Russel Rayl Windes, Sr.
In January of 1902, my father, Russel Rayl, was born.
Russel attended Southeast Oklahoma State, played
basketball and football, debated, and graduated with honors in 1923 with a
degree in history. Harry mainly sal out front at the furniture store, read the
Daily Oklahoman, and talked to passers-by and customers. Margaret took a needed
vacation from work
In Burneyville, Oklahoma, Principal and Coach Russel R. Windcs "kept good discipline," and won a lot of basketball games. He also found the girl he wanted to spend his life with. Bess Ruth Carter, a.k.a., "Fan" or "Fancy," or "Dolly." The two of them met at a "pie supper" in September, 1923, and were wed by a local minister in Marietta on January 5,1924, in the presence of only two witnesses. There was celebration in Burneyville at the Carter home, but the Windcs family in Durant were not to learn of their son's marriage until Easter recess that late March, Russel feared his mother's anger and disapproval at his marrying a girl "socially and financially beneath him." It took him three months to take the peasant girl from Burneyville to the grand Windes mansion in Durant. Such was the power of Margaret! From the moment Margaret and Harry met Bess, they were determined that their son would not for long be a teacher in Burneyville, Oklahoma. They let Russel teach the remainder of the year, fulfilling his contract, but after that, at their insistence, he abandoned his career in education and returned to Durant to become, first a cashier at C. W. Slaughter's First National Bank of Durant, and then, assistant manager of Staton's Department Store.
I suspect my father resented at one or more
levels of emotion my intensely close and romantic relationship with Bess, which
lasted but a few years and was broken as my younger sister, Patti, demanded more
and more of mother's attention. Russel's activities were simply never a part of
my soul and spirit, and he never seemed to be very serious about wedding me to
them. The Store interested me only as a social setting. His fishing and camping
trips, which I detested, only took me away from my friends, my books, and my
music. And his love for farm animals and gardening simply made me run to other
pastimes. 1 could be his debater, but I could never be his basketball and
football player. I could be his musician, but I could never be his store
partner. I could be his dreamer, but I could never be his gardener, or milk his
stupid cows, or catch fish. Thank God he was not interested in hunting. Violence
was not a part of his world. He cried once for hours when he quite accidentally
spilled some boiling water he was carrying on my sister Peggy's arm. And he

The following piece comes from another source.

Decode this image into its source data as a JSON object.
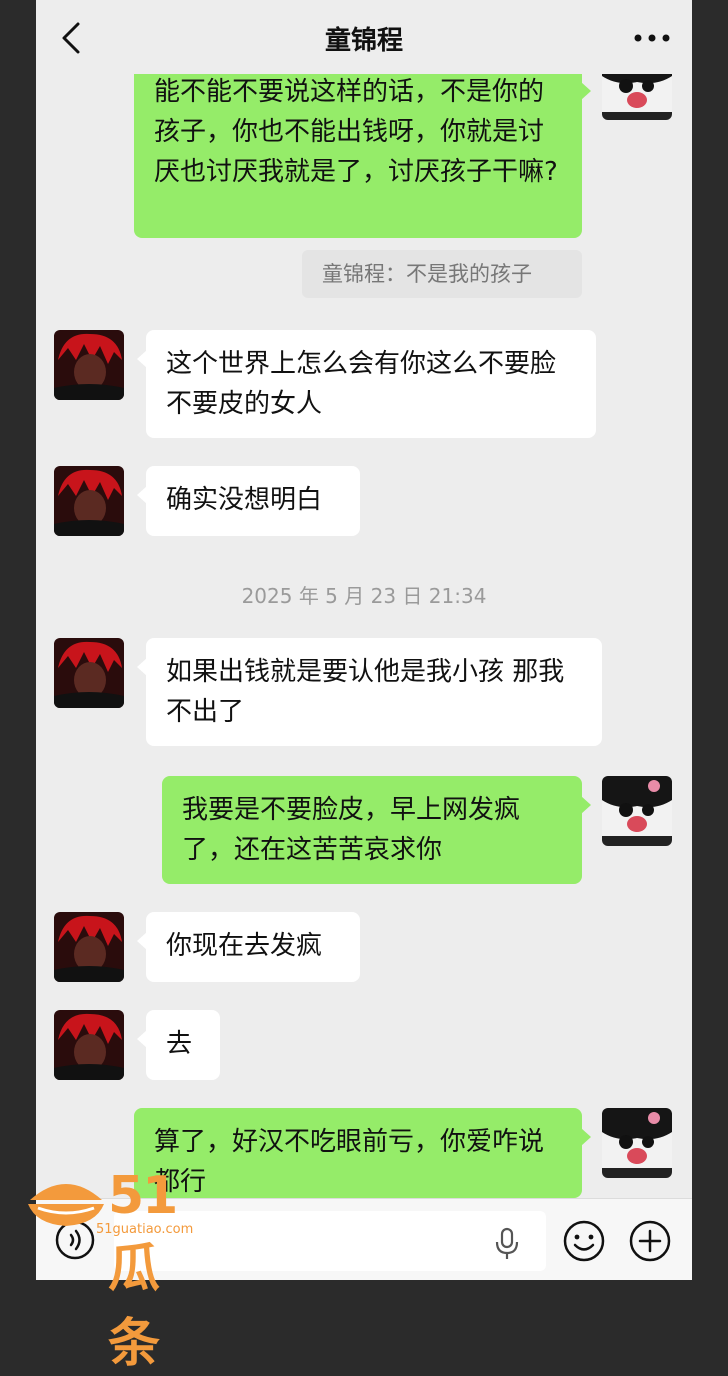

would never dream of spanking or hitting a child. He was always soft and gentle
with his family and friends. Russel and I were not alienated from each other in
my younger years, just not close.